'''

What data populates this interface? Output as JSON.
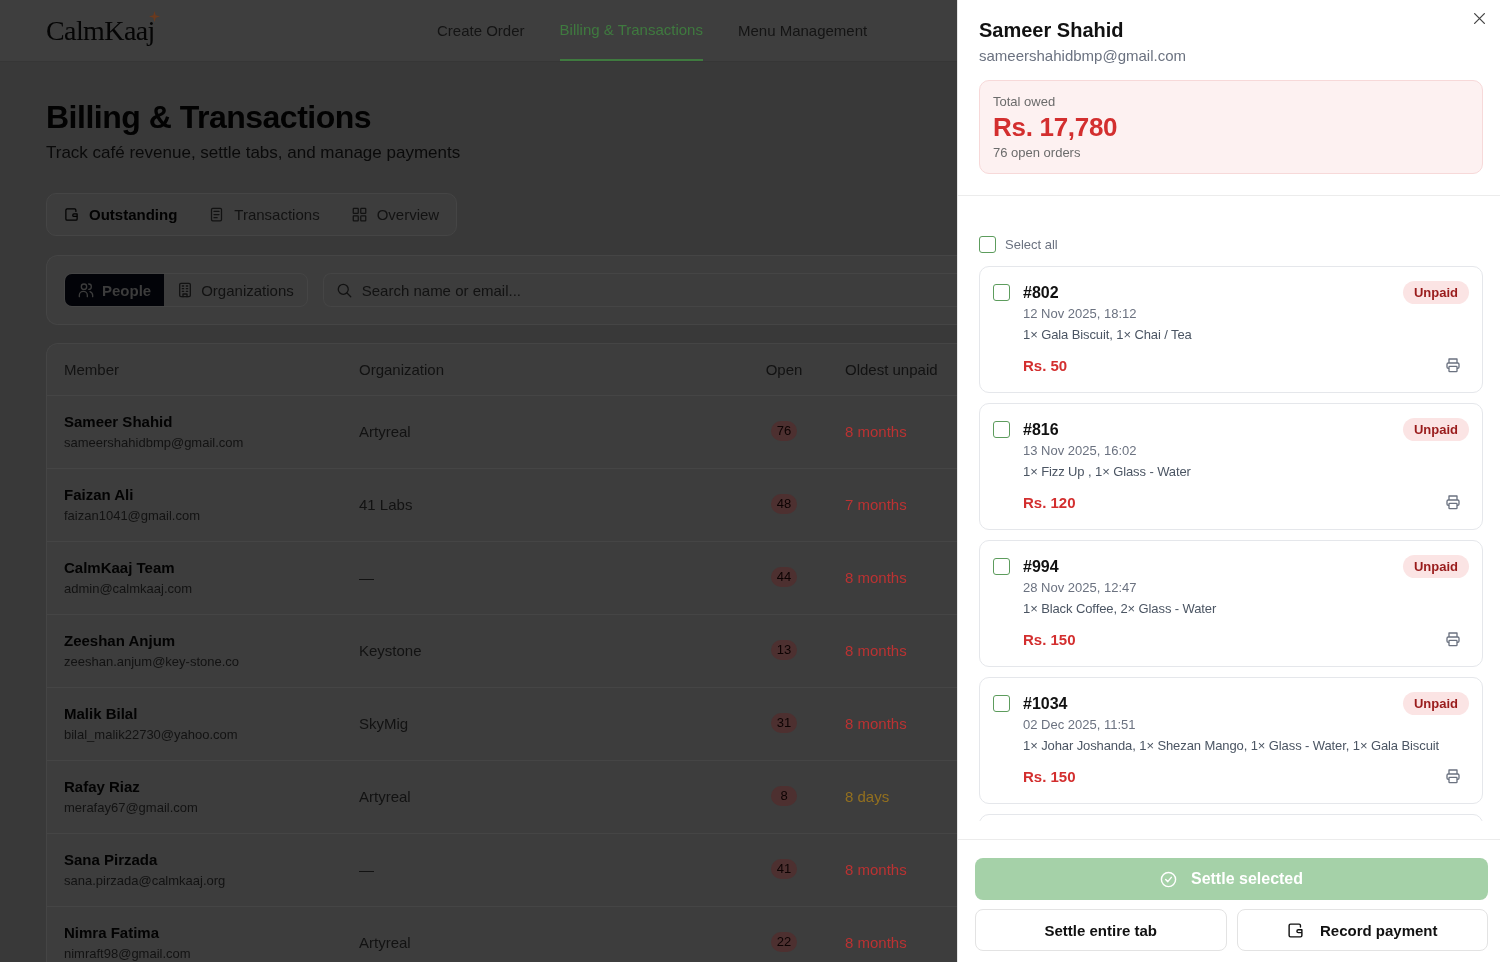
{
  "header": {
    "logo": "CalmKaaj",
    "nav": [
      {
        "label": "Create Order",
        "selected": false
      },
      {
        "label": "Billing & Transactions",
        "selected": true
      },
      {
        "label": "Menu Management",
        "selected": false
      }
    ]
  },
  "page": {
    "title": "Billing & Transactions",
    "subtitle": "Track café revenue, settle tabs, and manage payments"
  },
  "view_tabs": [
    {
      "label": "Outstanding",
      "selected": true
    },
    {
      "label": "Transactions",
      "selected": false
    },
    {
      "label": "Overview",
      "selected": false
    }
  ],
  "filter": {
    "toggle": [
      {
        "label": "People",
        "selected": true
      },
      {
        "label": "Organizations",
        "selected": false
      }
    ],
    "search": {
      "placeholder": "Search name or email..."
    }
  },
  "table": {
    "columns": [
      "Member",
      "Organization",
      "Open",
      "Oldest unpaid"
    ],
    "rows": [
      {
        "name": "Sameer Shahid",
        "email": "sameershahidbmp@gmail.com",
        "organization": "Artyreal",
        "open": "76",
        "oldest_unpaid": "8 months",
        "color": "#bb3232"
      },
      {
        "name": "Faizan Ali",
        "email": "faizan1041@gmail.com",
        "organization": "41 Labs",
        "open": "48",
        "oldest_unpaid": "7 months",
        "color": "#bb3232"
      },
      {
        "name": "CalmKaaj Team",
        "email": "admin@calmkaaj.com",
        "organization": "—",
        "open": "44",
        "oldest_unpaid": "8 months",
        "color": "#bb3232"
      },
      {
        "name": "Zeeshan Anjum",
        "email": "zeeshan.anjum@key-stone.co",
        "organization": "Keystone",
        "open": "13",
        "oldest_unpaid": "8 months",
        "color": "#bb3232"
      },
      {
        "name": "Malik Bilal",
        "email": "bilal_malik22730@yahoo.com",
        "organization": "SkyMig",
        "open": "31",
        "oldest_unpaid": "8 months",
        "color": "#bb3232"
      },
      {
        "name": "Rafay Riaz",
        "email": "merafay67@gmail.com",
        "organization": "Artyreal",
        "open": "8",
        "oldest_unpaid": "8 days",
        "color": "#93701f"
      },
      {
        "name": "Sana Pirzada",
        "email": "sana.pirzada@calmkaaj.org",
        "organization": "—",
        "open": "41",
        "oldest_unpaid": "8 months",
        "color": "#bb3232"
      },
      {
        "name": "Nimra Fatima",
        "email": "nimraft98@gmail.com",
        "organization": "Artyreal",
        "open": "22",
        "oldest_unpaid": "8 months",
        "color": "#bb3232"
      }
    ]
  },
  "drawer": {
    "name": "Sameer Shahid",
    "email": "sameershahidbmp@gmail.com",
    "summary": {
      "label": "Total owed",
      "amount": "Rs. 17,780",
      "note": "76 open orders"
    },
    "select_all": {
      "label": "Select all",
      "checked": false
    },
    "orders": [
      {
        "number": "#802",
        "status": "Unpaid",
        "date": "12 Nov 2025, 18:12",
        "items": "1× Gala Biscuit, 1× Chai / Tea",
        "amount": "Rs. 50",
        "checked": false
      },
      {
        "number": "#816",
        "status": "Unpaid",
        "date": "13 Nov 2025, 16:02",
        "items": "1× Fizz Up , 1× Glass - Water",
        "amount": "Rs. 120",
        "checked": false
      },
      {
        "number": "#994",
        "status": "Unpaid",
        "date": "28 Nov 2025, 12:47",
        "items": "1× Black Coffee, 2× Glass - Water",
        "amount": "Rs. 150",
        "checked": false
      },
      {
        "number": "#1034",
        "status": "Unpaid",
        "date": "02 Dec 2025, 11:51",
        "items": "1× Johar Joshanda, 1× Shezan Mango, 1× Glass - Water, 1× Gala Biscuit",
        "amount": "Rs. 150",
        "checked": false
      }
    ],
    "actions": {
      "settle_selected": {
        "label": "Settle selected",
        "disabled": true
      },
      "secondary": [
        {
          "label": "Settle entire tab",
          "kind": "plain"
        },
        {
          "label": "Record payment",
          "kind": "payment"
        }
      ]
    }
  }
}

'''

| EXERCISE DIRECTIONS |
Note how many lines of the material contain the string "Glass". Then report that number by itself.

| SOLUTION TO THIS PROBLEM |
3